(Material shown Opens)

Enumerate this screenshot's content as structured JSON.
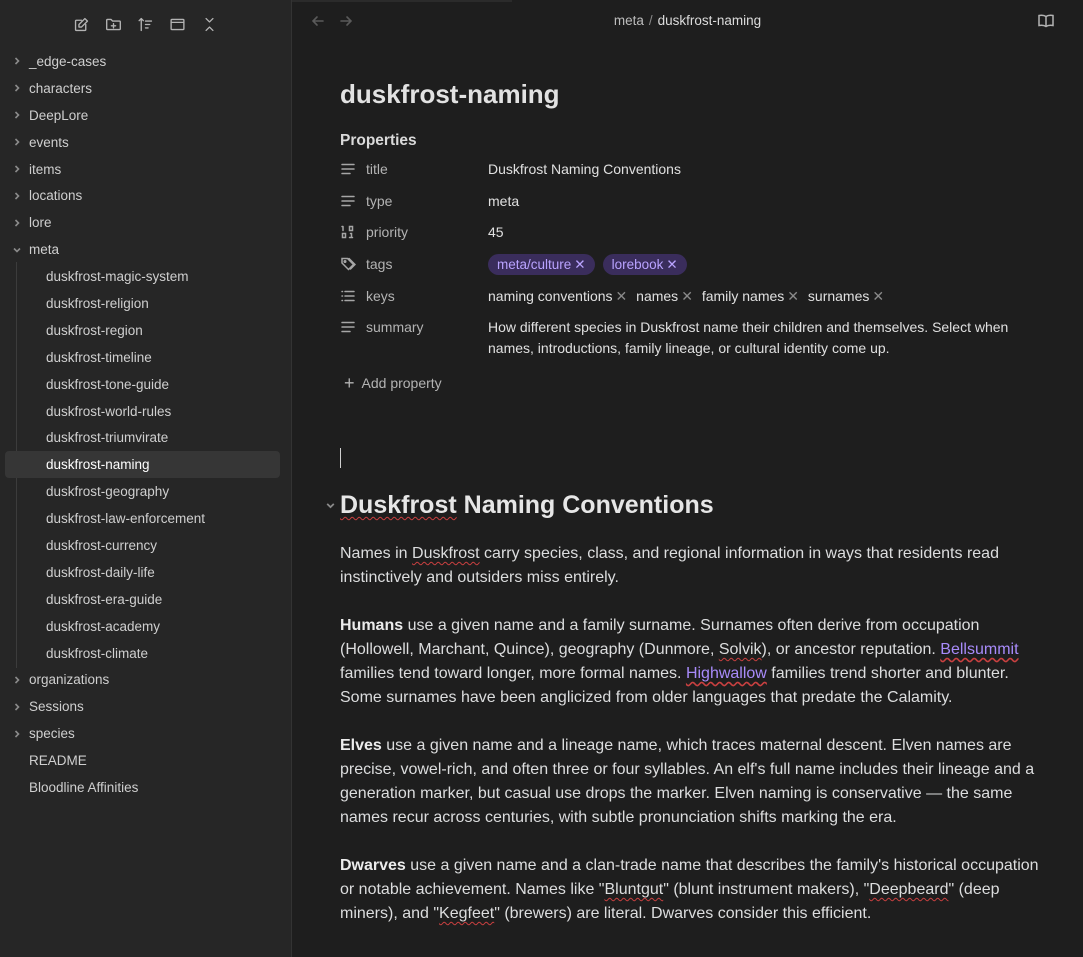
{
  "sidebar": {
    "toolbar": [
      "new-note-icon",
      "new-folder-icon",
      "sort-icon",
      "collapse-view-icon",
      "collapse-all-icon"
    ],
    "folders_top": [
      "_edge-cases",
      "characters",
      "DeepLore",
      "events",
      "items",
      "locations",
      "lore"
    ],
    "open_folder": "meta",
    "meta_children": [
      "duskfrost-magic-system",
      "duskfrost-religion",
      "duskfrost-region",
      "duskfrost-timeline",
      "duskfrost-tone-guide",
      "duskfrost-world-rules",
      "duskfrost-triumvirate",
      "duskfrost-naming",
      "duskfrost-geography",
      "duskfrost-law-enforcement",
      "duskfrost-currency",
      "duskfrost-daily-life",
      "duskfrost-era-guide",
      "duskfrost-academy",
      "duskfrost-climate"
    ],
    "active_index": 7,
    "folders_bottom": [
      "organizations",
      "Sessions",
      "species"
    ],
    "root_files": [
      "README",
      "Bloodline Affinities"
    ]
  },
  "header": {
    "breadcrumb_parent": "meta",
    "breadcrumb_sep": "/",
    "breadcrumb_current": "duskfrost-naming"
  },
  "note": {
    "title": "duskfrost-naming",
    "properties_label": "Properties",
    "properties": {
      "title": {
        "key": "title",
        "value": "Duskfrost Naming Conventions"
      },
      "type": {
        "key": "type",
        "value": "meta"
      },
      "priority": {
        "key": "priority",
        "value": "45"
      },
      "tags": {
        "key": "tags",
        "values": [
          "meta/culture",
          "lorebook"
        ]
      },
      "keys": {
        "key": "keys",
        "values": [
          "naming conventions",
          "names",
          "family names",
          "surnames"
        ]
      },
      "summary": {
        "key": "summary",
        "value": "How different species in Duskfrost name their children and themselves. Select when names, introductions, family lineage, or cultural identity come up."
      }
    },
    "add_property": "Add property",
    "heading": {
      "pre": "",
      "spell": "Duskfrost",
      "post": " Naming Conventions"
    },
    "paragraphs": {
      "p1": {
        "a": "Names in ",
        "b": "Duskfrost",
        "c": " carry species, class, and regional information in ways that residents read instinctively and outsiders miss entirely."
      },
      "p2": {
        "bold": "Humans",
        "a": " use a given name and a family surname. Surnames often derive from occupation (Hollowell, Marchant, Quince), geography (Dunmore, ",
        "spell": "Solvik",
        "b": "), or ancestor reputation. ",
        "link1": "Bellsummit",
        "c": " families tend toward longer, more formal names. ",
        "link2": "Highwallow",
        "d": " families trend shorter and blunter. Some surnames have been anglicized from older languages that predate the Calamity."
      },
      "p3": {
        "bold": "Elves",
        "a": " use a given name and a lineage name, which traces maternal descent. Elven names are precise, vowel-rich, and often three or four syllables. An elf's full name includes their lineage and a generation marker, but casual use drops the marker. Elven naming is conservative — the same names recur across centuries, with subtle pronunciation shifts marking the era."
      },
      "p4": {
        "bold": "Dwarves",
        "a": " use a given name and a clan-trade name that describes the family's historical occupation or notable achievement. Names like \"",
        "s1": "Bluntgut",
        "b": "\" (blunt instrument makers), \"",
        "s2": "Deepbeard",
        "c": "\" (deep miners), and \"",
        "s3": "Kegfeet",
        "d": "\" (brewers) are literal. Dwarves consider this efficient."
      }
    }
  },
  "colors": {
    "accent": "#a88bfa",
    "tag_bg": "#3a2d5c",
    "spellcheck": "#c94040"
  }
}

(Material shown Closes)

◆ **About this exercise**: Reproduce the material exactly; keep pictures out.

◆ **Task output**:
Enumerate this screenshot's content as structured JSON.
{
  "sidebar": {
    "toolbar": [
      "new-note-icon",
      "new-folder-icon",
      "sort-icon",
      "collapse-view-icon",
      "collapse-all-icon"
    ],
    "folders_top": [
      "_edge-cases",
      "characters",
      "DeepLore",
      "events",
      "items",
      "locations",
      "lore"
    ],
    "open_folder": "meta",
    "meta_children": [
      "duskfrost-magic-system",
      "duskfrost-religion",
      "duskfrost-region",
      "duskfrost-timeline",
      "duskfrost-tone-guide",
      "duskfrost-world-rules",
      "duskfrost-triumvirate",
      "duskfrost-naming",
      "duskfrost-geography",
      "duskfrost-law-enforcement",
      "duskfrost-currency",
      "duskfrost-daily-life",
      "duskfrost-era-guide",
      "duskfrost-academy",
      "duskfrost-climate"
    ],
    "active_index": 7,
    "folders_bottom": [
      "organizations",
      "Sessions",
      "species"
    ],
    "root_files": [
      "README",
      "Bloodline Affinities"
    ]
  },
  "header": {
    "breadcrumb_parent": "meta",
    "breadcrumb_sep": "/",
    "breadcrumb_current": "duskfrost-naming"
  },
  "note": {
    "title": "duskfrost-naming",
    "properties_label": "Properties",
    "properties": {
      "title": {
        "key": "title",
        "value": "Duskfrost Naming Conventions"
      },
      "type": {
        "key": "type",
        "value": "meta"
      },
      "priority": {
        "key": "priority",
        "value": "45"
      },
      "tags": {
        "key": "tags",
        "values": [
          "meta/culture",
          "lorebook"
        ]
      },
      "keys": {
        "key": "keys",
        "values": [
          "naming conventions",
          "names",
          "family names",
          "surnames"
        ]
      },
      "summary": {
        "key": "summary",
        "value": "How different species in Duskfrost name their children and themselves. Select when names, introductions, family lineage, or cultural identity come up."
      }
    },
    "add_property": "Add property",
    "heading": {
      "pre": "",
      "spell": "Duskfrost",
      "post": " Naming Conventions"
    },
    "paragraphs": {
      "p1": {
        "a": "Names in ",
        "b": "Duskfrost",
        "c": " carry species, class, and regional information in ways that residents read instinctively and outsiders miss entirely."
      },
      "p2": {
        "bold": "Humans",
        "a": " use a given name and a family surname. Surnames often derive from occupation (Hollowell, Marchant, Quince), geography (Dunmore, ",
        "spell": "Solvik",
        "b": "), or ancestor reputation. ",
        "link1": "Bellsummit",
        "c": " families tend toward longer, more formal names. ",
        "link2": "Highwallow",
        "d": " families trend shorter and blunter. Some surnames have been anglicized from older languages that predate the Calamity."
      },
      "p3": {
        "bold": "Elves",
        "a": " use a given name and a lineage name, which traces maternal descent. Elven names are precise, vowel-rich, and often three or four syllables. An elf's full name includes their lineage and a generation marker, but casual use drops the marker. Elven naming is conservative — the same names recur across centuries, with subtle pronunciation shifts marking the era."
      },
      "p4": {
        "bold": "Dwarves",
        "a": " use a given name and a clan-trade name that describes the family's historical occupation or notable achievement. Names like \"",
        "s1": "Bluntgut",
        "b": "\" (blunt instrument makers), \"",
        "s2": "Deepbeard",
        "c": "\" (deep miners), and \"",
        "s3": "Kegfeet",
        "d": "\" (brewers) are literal. Dwarves consider this efficient."
      }
    }
  },
  "colors": {
    "accent": "#a88bfa",
    "tag_bg": "#3a2d5c",
    "spellcheck": "#c94040"
  }
}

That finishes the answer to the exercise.